> [Exercise brief]:
Search the records below for the string "Alle" and copy each line where it turns up.

** Opening Records for the exercise block **

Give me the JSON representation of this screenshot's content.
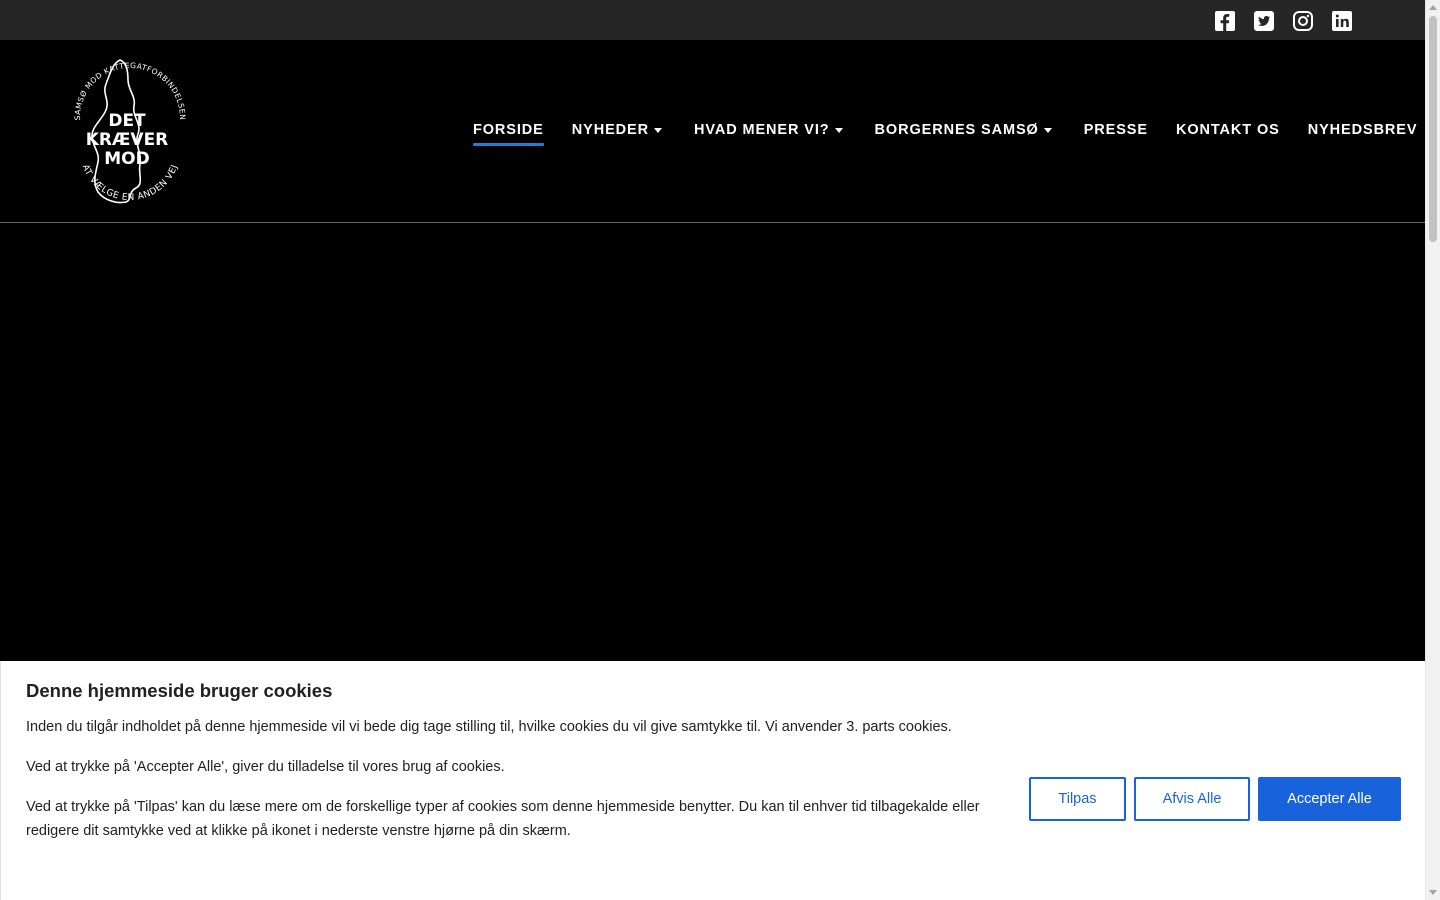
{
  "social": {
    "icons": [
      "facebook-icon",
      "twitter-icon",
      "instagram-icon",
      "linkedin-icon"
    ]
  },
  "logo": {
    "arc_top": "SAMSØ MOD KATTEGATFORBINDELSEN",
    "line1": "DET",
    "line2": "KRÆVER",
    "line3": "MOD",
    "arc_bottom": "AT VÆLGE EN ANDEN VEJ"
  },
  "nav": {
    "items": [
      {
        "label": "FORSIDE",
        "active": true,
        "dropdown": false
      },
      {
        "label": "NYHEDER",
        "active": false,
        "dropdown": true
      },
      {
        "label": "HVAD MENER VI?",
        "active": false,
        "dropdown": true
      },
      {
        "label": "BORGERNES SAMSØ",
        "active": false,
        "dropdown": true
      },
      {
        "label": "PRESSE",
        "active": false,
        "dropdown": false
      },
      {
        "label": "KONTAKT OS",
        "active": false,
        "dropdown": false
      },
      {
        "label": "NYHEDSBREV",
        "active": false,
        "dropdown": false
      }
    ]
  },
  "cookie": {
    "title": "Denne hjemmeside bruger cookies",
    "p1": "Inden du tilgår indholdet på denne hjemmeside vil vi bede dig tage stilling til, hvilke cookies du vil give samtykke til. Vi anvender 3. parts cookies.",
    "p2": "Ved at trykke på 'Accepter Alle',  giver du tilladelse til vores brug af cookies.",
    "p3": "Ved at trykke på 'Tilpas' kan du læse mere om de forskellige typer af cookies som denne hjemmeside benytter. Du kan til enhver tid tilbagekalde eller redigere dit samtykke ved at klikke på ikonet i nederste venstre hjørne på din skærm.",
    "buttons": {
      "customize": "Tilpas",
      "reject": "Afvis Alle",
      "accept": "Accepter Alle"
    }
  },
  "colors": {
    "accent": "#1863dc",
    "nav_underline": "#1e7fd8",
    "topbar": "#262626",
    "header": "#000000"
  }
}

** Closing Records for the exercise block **
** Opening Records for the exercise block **

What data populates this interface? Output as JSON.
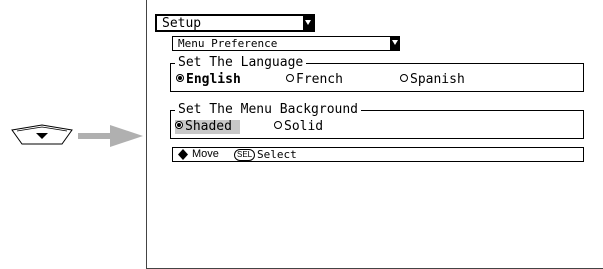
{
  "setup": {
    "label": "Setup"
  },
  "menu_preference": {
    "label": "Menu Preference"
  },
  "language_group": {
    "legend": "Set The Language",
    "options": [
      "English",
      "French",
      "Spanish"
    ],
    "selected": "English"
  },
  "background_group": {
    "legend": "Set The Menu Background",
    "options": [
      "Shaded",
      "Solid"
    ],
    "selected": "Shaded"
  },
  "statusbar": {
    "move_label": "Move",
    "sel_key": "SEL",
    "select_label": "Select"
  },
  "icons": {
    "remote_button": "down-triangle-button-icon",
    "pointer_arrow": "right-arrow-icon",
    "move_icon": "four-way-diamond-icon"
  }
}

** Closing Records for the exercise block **
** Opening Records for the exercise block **

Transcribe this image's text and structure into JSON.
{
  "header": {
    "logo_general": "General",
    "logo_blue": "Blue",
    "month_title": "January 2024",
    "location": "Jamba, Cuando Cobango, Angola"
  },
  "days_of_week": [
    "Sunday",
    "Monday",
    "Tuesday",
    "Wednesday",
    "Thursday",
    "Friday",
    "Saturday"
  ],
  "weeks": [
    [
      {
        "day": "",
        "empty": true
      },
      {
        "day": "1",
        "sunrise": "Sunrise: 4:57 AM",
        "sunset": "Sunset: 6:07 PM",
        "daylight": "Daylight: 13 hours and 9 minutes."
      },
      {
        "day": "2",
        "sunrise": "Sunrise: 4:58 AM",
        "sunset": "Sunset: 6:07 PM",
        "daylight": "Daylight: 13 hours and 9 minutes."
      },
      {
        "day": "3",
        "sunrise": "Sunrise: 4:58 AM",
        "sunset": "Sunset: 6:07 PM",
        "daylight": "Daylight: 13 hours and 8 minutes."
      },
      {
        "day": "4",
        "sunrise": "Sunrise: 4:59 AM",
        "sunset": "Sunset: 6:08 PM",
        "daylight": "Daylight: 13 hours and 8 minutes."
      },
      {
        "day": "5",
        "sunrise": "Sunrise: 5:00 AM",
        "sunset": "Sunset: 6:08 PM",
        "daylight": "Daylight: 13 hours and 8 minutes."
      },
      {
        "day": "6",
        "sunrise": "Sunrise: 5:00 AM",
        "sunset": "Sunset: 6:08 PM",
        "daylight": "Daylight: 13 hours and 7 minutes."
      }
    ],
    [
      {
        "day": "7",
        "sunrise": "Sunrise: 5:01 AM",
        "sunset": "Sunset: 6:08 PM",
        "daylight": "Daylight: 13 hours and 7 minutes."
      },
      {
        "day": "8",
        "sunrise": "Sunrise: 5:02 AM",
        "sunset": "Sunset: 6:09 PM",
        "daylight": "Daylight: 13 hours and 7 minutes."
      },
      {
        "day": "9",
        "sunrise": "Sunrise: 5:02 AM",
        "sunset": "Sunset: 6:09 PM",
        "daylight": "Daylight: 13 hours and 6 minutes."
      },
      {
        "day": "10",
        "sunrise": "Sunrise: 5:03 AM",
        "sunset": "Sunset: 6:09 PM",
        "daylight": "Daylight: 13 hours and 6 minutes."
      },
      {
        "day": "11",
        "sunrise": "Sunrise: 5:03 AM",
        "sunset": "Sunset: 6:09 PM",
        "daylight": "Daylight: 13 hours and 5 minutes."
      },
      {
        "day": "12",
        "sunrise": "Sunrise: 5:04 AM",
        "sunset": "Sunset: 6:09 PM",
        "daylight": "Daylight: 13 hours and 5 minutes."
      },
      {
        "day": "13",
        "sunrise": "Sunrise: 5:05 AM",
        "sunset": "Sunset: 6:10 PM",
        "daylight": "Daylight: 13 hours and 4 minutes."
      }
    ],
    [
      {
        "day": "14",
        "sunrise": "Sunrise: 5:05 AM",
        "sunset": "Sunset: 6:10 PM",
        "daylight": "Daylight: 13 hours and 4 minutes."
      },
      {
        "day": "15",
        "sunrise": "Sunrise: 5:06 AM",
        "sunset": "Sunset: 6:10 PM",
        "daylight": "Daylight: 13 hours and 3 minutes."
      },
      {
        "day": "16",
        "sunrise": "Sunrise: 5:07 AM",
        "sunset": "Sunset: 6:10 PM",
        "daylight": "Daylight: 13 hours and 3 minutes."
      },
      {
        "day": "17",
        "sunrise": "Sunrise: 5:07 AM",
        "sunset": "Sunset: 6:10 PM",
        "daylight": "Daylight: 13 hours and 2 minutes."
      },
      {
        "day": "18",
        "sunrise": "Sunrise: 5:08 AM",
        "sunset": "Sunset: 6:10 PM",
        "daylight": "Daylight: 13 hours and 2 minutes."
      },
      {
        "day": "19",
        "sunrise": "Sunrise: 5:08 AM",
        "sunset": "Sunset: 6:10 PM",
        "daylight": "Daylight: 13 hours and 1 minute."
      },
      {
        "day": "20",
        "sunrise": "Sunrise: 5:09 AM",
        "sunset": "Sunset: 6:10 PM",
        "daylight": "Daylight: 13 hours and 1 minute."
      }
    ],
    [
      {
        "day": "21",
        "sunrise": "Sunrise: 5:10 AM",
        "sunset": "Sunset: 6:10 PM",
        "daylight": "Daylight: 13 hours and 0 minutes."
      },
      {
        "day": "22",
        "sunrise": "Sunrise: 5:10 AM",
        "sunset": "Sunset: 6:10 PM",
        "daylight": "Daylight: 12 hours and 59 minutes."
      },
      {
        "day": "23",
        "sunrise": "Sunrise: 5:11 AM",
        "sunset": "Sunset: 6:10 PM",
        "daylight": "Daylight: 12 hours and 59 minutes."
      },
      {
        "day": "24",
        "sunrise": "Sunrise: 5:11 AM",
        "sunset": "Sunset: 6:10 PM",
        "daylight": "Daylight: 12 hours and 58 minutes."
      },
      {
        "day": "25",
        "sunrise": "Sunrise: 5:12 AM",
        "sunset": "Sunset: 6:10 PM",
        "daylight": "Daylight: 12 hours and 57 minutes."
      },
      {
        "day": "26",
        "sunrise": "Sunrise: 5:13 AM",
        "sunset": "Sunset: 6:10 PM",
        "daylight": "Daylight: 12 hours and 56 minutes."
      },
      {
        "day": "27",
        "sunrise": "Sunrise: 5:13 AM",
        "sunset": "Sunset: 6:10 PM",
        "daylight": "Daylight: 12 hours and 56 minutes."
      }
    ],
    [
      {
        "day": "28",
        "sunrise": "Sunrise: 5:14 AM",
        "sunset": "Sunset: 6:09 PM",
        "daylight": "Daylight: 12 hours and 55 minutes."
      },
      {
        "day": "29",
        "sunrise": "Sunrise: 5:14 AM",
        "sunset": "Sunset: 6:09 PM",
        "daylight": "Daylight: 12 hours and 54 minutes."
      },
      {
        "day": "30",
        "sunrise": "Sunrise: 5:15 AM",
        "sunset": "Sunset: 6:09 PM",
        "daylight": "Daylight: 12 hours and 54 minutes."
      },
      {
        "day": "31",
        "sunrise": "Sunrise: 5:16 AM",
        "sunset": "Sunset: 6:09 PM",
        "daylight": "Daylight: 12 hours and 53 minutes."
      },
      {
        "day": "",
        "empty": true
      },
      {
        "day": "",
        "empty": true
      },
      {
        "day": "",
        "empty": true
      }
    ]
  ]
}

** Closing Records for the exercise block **

> [Finished task]:
    "p2": "Ved at trykke på 'Accepter Alle',  giver du tilladelse til vores brug af cookies.",
      "reject": "Afvis Alle",
      "accept": "Accepter Alle"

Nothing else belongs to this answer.